The legacy of Frida Kahlo, Mexican artist and feminist icon, is coming to Calgary. Frida Kahlo: Her Photos brings a new layer of the artist to the Glenbow through a selection of photographs from Kahlo’s archives.
“Sometimes people know a few things about Frida, but maybe not everything about her and the nuances of her life,” says Melanie Kjorlien, vice president, access, collections and exhibitions at the Glenbow. “The exhibit really provides people with a much deeper appreciation of who she was as a person.”
The exhibit opens on February 3 and is on display until May 21, but for those who are too eager to wait, the Glenbow’s Launch Party on February 2 offers the chance to catch a glimpse ahead of the game.
Melanie Kjorlien tells us five things you should know about Frida Kahlo: Her Photos.
Kahlo’s photographs will immerse you in her life story.
Kjorlien emphasizes that while some aspects of Kahlo’s life are well-known, there is so much more to the story. This exhibit will help colour in some of the heretofore ignored or unknown. “Because a lot of them are candid photographs of her interacting with people on an everyday basis, you start to get a better sense of how she lived her life, who some of the people that she spent time with were, what causes were important to her and how she lived with those painful surgeries,” says Kjorlien.
One of the most interesting photos in the exhibition was sealed with a kiss.
See if you can spot Kjorlien’s pick for one of the most interesting photographs in the exhibition. “I think probably one of the photos that visitors will be most intrigued by is a photo of Diego Rivera, a black and white photo, that has an imprint of some lips on it. It’s thought that Frida is the person who kissed the photograph,” says Kjorlien.
That playful photo is emblematic of how Kahlo used photography.
Kjorlien considers that kiss photo to be an example of the many ways in which Kahlo utilized the medium of photography. “What’s interesting about that photograph is it gives you some insight into how Frida used her photo collection,” says Kjorlien.
“She annotated things on the backs of the images. She manipulated them in other ways like the example I just mentioned. She cut people out of the photographs. They speculate that some of the photos may have been taken by her after she set up an organization of some elements. Those photographs may have been turned into a painting later on.”
The examination of an artist through the lens of the archive is something the Glenbow engages in as well.

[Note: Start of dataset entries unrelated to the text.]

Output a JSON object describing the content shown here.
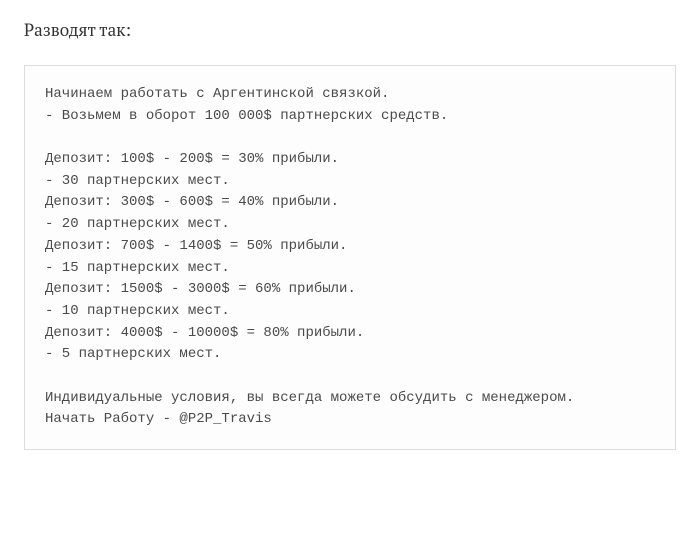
{
  "heading": "Разводят так:",
  "code_text": "Начинаем работать с Аргентинской связкой.\n- Возьмем в оборот 100 000$ партнерских средств.\n\nДепозит: 100$ - 200$ = 30% прибыли.\n- 30 партнерских мест.\nДепозит: 300$ - 600$ = 40% прибыли.\n- 20 партнерских мест.\nДепозит: 700$ - 1400$ = 50% прибыли.\n- 15 партнерских мест.\nДепозит: 1500$ - 3000$ = 60% прибыли.\n- 10 партнерских мест.\nДепозит: 4000$ - 10000$ = 80% прибыли.\n- 5 партнерских мест.\n\nИндивидуальные условия, вы всегда можете обсудить с менеджером.\nНачать Работу - @P2P_Travis"
}
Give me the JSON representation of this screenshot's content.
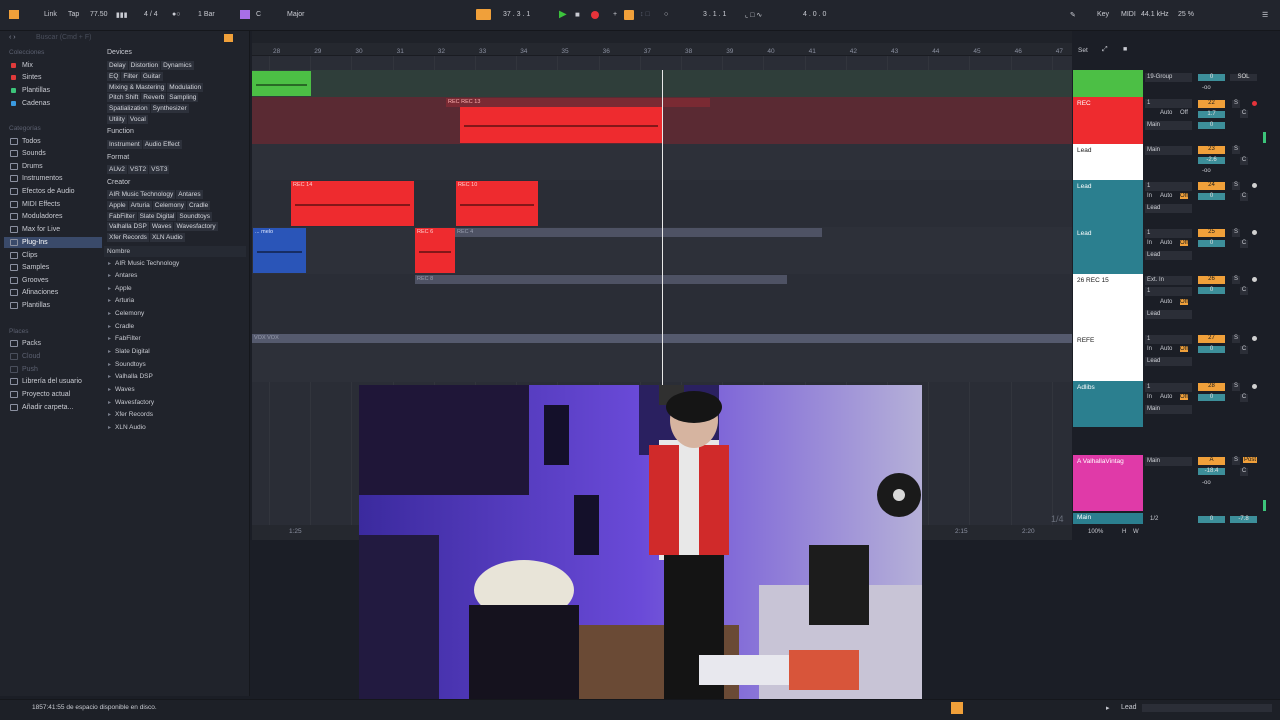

The impetus to bring Frida Kahlo: Her Photos to the Glenbow included the desire to display a new facet of a brilliant artist, but there was also a link between the work of the museum and the exhibit. “There were some interesting connections [between Frida Kahlo: Her Photos and] the work that the Glenbow does,” says Kjorlien. “We have our own archives here and it includes a lot of [artists’] personal documentation. It’s the idea of understanding an artist and their work and their life from a number of different perspectives, such as their personal effects and what that can tell you about them as an artist.”
After you go visit Frida Kahlo: Her Photos, see Eye of the Needle.
Kjorlien’s suggestion for your next stop after the Frida Kahlo: Her Photos exhibit is Eye of the Needle. “It is an exhibition of really incredible items from Glenbow’s collection, but also some contemporary art from Western Canadian artists,” she says. “It’s everything from clothing to two-dimensional artwork to furniture, hats, etc. It’s objects that have been embellished with embroidery or other kinds of needle-work. Not exclusively, but a lot of the artists in that exhibition are women. I think it would be interesting for people to go see what some other women artists have created and have been creating.”
Frida Kahlo: Her Photos runs from February 3 to May 21, 2018 at the Glenbow. For more information, visit glenbow.org.
The Launch Party is February 2 at the Glenbow. For more information, visit glenbow.org/programs.